EXERCISE MATERIAL:
....
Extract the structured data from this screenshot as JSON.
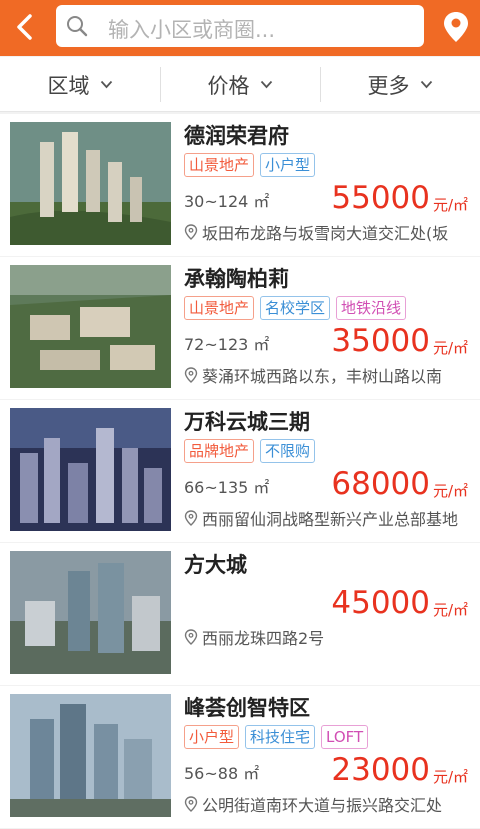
{
  "search": {
    "placeholder": "输入小区或商圈..."
  },
  "filters": [
    {
      "label": "区域"
    },
    {
      "label": "价格"
    },
    {
      "label": "更多"
    }
  ],
  "colors": {
    "brand": "#f06a25",
    "price": "#e8321f"
  },
  "icons": {
    "back": "chevron-left-icon",
    "search": "search-icon",
    "location": "location-pin-icon",
    "address": "map-pin-icon"
  },
  "listings": [
    {
      "name": "德润荣君府",
      "tags": [
        "山景地产",
        "小户型"
      ],
      "area": "30~124 ㎡",
      "price": "55000",
      "unit": "元/㎡",
      "address": "坂田布龙路与坂雪岗大道交汇处(坂"
    },
    {
      "name": "承翰陶柏莉",
      "tags": [
        "山景地产",
        "名校学区",
        "地铁沿线"
      ],
      "area": "72~123 ㎡",
      "price": "35000",
      "unit": "元/㎡",
      "address": "葵涌环城西路以东，丰树山路以南"
    },
    {
      "name": "万科云城三期",
      "tags": [
        "品牌地产",
        "不限购"
      ],
      "area": "66~135 ㎡",
      "price": "68000",
      "unit": "元/㎡",
      "address": "西丽留仙洞战略型新兴产业总部基地"
    },
    {
      "name": "方大城",
      "tags": [],
      "area": "",
      "price": "45000",
      "unit": "元/㎡",
      "address": "西丽龙珠四路2号"
    },
    {
      "name": "峰荟创智特区",
      "tags": [
        "小户型",
        "科技住宅",
        "LOFT"
      ],
      "area": "56~88 ㎡",
      "price": "23000",
      "unit": "元/㎡",
      "address": "公明街道南环大道与振兴路交汇处"
    }
  ]
}
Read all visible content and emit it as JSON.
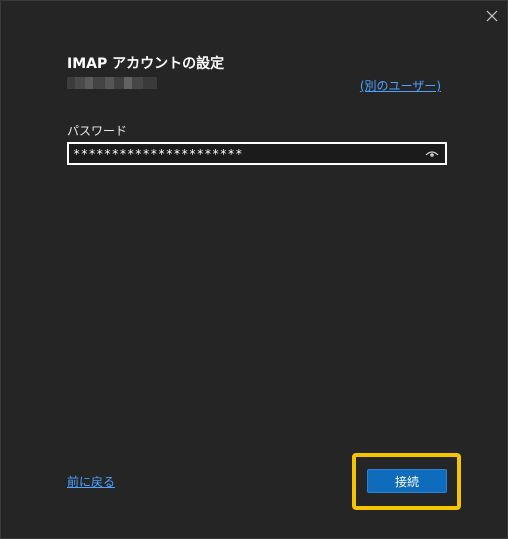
{
  "dialog": {
    "title": "IMAP アカウントの設定",
    "other_user_link": "(別のユーザー)",
    "password_label": "パスワード",
    "password_value": "**********************",
    "back_link": "前に戻る",
    "connect_button": "接続"
  },
  "icons": {
    "close": "close-icon",
    "reveal": "eye-icon"
  },
  "colors": {
    "background": "#252525",
    "link": "#4aa3ff",
    "primary_button": "#0f6cbd",
    "highlight": "#f5c400"
  }
}
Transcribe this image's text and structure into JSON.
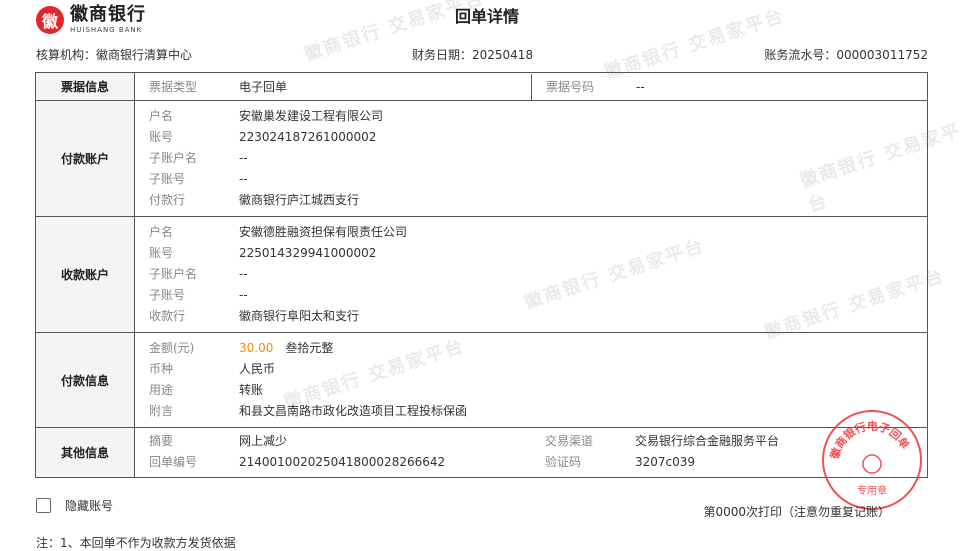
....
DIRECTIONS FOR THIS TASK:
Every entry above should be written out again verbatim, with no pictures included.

COMPLETED TASK:
Extract the structured data from this screenshot as JSON.
{
  "search": {
    "placeholder": "输入小区或商圈..."
  },
  "filters": [
    {
      "label": "区域"
    },
    {
      "label": "价格"
    },
    {
      "label": "更多"
    }
  ],
  "colors": {
    "brand": "#f06a25",
    "price": "#e8321f"
  },
  "icons": {
    "back": "chevron-left-icon",
    "search": "search-icon",
    "location": "location-pin-icon",
    "address": "map-pin-icon"
  },
  "listings": [
    {
      "name": "德润荣君府",
      "tags": [
        "山景地产",
        "小户型"
      ],
      "area": "30~124 ㎡",
      "price": "55000",
      "unit": "元/㎡",
      "address": "坂田布龙路与坂雪岗大道交汇处(坂"
    },
    {
      "name": "承翰陶柏莉",
      "tags": [
        "山景地产",
        "名校学区",
        "地铁沿线"
      ],
      "area": "72~123 ㎡",
      "price": "35000",
      "unit": "元/㎡",
      "address": "葵涌环城西路以东，丰树山路以南"
    },
    {
      "name": "万科云城三期",
      "tags": [
        "品牌地产",
        "不限购"
      ],
      "area": "66~135 ㎡",
      "price": "68000",
      "unit": "元/㎡",
      "address": "西丽留仙洞战略型新兴产业总部基地"
    },
    {
      "name": "方大城",
      "tags": [],
      "area": "",
      "price": "45000",
      "unit": "元/㎡",
      "address": "西丽龙珠四路2号"
    },
    {
      "name": "峰荟创智特区",
      "tags": [
        "小户型",
        "科技住宅",
        "LOFT"
      ],
      "area": "56~88 ㎡",
      "price": "23000",
      "unit": "元/㎡",
      "address": "公明街道南环大道与振兴路交汇处"
    }
  ]
}
Read all visible content and emit it as JSON.
{
  "dialog": {
    "title": "IMAP アカウントの設定",
    "other_user_link": "(別のユーザー)",
    "password_label": "パスワード",
    "password_value": "**********************",
    "back_link": "前に戻る",
    "connect_button": "接続"
  },
  "icons": {
    "close": "close-icon",
    "reveal": "eye-icon"
  },
  "colors": {
    "background": "#252525",
    "link": "#4aa3ff",
    "primary_button": "#0f6cbd",
    "highlight": "#f5c400"
  }
}
Transcribe this image's text and structure into JSON.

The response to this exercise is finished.